* [WHAT TO DO]
Determine how many lines in the entries below include the word "title", and reply with that number alone.

- - -

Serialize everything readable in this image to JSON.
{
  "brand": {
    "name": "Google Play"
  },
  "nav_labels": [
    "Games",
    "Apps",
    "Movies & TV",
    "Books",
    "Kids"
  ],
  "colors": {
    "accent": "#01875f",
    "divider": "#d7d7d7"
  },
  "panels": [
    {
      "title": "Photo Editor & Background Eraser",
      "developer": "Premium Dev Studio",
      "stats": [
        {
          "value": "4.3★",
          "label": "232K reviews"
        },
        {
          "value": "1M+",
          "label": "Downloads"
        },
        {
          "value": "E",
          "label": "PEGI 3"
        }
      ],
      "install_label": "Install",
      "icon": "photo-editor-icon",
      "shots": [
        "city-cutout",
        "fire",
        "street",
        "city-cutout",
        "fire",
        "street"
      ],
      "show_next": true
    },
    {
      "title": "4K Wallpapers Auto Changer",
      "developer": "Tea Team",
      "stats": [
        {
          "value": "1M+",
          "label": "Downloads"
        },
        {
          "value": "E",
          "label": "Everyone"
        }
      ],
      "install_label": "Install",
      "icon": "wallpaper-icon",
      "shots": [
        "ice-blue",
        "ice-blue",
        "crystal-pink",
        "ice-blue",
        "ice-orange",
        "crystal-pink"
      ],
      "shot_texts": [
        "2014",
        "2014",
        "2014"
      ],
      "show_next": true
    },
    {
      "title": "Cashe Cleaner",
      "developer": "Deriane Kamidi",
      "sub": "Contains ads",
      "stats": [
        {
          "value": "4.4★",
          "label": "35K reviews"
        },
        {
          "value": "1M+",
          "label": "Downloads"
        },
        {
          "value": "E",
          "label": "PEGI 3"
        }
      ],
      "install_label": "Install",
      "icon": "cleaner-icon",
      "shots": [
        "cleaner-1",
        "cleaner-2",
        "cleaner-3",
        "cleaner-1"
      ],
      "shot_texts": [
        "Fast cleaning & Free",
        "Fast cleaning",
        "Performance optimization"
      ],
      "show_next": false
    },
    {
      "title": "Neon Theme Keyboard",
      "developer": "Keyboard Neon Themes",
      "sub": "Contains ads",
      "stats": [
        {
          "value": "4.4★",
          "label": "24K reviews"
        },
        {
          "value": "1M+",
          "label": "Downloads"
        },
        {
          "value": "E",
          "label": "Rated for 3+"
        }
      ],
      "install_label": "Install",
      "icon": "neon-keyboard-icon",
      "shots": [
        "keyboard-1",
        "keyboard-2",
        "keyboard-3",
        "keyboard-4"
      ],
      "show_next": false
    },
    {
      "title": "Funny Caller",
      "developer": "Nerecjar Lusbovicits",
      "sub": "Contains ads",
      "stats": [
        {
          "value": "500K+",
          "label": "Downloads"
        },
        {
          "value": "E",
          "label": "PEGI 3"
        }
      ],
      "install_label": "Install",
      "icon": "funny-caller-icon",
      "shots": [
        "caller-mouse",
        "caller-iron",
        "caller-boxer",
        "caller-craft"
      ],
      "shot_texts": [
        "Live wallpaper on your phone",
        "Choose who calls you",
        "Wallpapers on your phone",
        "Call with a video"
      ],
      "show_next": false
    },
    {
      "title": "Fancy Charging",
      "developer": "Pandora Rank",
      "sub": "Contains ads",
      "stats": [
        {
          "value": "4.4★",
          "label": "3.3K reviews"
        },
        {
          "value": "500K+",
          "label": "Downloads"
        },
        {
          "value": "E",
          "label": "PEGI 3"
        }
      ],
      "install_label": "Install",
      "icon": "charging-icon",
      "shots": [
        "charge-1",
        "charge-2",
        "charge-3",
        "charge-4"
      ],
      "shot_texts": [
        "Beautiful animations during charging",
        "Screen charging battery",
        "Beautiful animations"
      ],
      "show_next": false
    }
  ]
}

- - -

* [COMPLETED EXERCISE]
6